The post inspired other parents to chime in with their sweet stories of reading with their kids.

u/pbrown6 shared, "We do the same thing, but with the library. Our child loves, loves, loves books. If we bought them, we would be drowning in them. She gets really happy to see a new book, and it's great to not clutter up the house."

And a parent writing under the handle u/sayyestolycra recalled, "Our library did these 'grab-and-go' bags during lockdown where you could fill out an online form with your kid's age and a description of what kind of books they liked, and they'd put a bunch of books in a paper bag for you to take home. They were all pre-checked out, so you bring the bag home and open it up with the kids like a book surprise bag. It was SO AWESOME! I think I enjoyed it more than my 3-year-old did. So many great discoveries!"

u/rosewaterbubbles remembered going to the library with their father as a kid and being held to the 15-book limit. "Those trips worked and fostered a life long live of reading," they explained. "It makes me so happy to see parents encouraging their kids to read."

And a parent writing under the handle u/gb2ab couldn't have agreed more with the OP, sharing, "Keep it up! I have a 9-year-old, and I have always told her I will never say no to buying a book."

Later in the thread, u/FrancyCat92 shared that her daughter's love of reading started early on. "I would read her a book or two during tummy time before she started crawling," she wrote. "Then when she could sit, she'd sit in my lap while I read to her."

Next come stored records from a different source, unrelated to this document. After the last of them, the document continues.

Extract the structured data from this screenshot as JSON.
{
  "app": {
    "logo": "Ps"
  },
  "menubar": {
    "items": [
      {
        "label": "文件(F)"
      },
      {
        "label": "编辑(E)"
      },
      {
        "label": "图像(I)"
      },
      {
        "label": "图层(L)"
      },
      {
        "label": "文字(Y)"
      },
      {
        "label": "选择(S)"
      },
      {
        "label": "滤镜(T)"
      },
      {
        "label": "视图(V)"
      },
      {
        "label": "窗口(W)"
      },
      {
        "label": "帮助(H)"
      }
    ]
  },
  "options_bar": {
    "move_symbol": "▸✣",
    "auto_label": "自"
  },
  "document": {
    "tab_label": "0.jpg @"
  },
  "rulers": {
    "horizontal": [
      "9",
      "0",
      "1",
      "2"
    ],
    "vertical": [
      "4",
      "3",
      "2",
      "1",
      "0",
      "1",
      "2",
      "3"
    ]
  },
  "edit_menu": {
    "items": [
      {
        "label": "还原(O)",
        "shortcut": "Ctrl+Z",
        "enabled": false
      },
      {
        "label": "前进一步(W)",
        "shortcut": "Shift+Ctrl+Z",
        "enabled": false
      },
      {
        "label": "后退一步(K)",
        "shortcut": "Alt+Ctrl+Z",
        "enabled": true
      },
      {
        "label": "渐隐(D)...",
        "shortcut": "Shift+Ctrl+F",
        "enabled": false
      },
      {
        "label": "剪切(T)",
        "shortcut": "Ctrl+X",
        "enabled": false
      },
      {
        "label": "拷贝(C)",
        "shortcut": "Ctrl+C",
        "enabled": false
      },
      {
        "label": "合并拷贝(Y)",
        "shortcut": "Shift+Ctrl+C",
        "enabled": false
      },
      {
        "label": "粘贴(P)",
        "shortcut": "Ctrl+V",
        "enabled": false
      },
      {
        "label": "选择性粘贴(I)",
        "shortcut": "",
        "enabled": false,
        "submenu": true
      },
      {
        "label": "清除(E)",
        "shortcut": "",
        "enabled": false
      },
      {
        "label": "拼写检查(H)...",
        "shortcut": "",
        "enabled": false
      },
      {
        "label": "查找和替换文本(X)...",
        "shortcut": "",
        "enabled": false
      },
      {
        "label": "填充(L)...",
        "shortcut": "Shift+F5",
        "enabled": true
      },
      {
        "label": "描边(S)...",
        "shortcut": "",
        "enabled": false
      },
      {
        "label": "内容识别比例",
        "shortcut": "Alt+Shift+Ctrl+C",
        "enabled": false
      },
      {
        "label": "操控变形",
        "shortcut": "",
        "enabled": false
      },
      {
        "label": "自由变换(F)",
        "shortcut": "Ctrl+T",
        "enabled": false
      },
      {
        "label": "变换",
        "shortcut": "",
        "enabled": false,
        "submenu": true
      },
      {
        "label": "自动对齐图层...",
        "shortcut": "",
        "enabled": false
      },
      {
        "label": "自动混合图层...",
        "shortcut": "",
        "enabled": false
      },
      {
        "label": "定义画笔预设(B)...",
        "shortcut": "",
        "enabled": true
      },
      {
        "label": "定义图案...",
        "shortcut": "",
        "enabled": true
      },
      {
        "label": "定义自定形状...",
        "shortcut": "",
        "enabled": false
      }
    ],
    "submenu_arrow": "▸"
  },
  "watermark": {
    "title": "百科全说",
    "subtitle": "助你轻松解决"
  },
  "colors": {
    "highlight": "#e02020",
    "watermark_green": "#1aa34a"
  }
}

What an important reminder that it's never too soon to foster a love of reading with your little one—and that love is a gift that keeps giving.